# Work instructions
Report how many lines in the records below contain the word "name". Nothing else belongs in the answer.

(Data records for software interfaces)
=-=-=-=-=
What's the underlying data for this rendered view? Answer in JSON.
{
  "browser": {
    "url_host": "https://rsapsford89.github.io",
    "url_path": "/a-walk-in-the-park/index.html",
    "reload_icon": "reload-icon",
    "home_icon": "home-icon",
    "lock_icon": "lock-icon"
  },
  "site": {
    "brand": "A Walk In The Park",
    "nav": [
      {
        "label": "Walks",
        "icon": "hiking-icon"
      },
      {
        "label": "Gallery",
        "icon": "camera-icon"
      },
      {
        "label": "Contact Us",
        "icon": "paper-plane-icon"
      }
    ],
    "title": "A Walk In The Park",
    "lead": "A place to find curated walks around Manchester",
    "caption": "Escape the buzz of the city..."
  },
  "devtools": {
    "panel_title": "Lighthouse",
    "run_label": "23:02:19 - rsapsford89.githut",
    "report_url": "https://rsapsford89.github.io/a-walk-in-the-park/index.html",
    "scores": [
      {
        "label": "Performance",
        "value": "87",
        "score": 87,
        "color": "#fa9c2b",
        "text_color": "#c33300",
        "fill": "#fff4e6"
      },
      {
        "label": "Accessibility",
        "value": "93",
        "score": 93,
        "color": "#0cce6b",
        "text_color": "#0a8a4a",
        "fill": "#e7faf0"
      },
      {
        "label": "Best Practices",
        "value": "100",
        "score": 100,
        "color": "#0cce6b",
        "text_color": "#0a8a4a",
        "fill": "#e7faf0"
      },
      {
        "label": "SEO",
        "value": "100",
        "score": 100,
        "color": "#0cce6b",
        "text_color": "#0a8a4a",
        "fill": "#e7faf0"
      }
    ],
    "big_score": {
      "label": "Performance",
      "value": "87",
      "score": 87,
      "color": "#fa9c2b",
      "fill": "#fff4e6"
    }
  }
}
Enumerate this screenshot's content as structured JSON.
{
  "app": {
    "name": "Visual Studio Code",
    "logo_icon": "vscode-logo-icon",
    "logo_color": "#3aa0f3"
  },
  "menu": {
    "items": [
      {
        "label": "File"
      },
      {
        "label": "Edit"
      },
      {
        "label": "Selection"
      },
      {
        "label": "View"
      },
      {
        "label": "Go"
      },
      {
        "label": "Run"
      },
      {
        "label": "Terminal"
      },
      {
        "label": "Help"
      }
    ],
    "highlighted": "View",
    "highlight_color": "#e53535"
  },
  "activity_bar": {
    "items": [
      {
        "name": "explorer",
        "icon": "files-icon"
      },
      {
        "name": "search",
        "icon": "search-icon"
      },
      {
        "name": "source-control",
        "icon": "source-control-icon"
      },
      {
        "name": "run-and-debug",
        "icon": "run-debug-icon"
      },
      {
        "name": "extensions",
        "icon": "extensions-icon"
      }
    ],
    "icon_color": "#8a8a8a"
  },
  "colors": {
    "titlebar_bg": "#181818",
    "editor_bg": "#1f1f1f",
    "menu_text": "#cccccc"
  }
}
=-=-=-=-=
# Final answer
6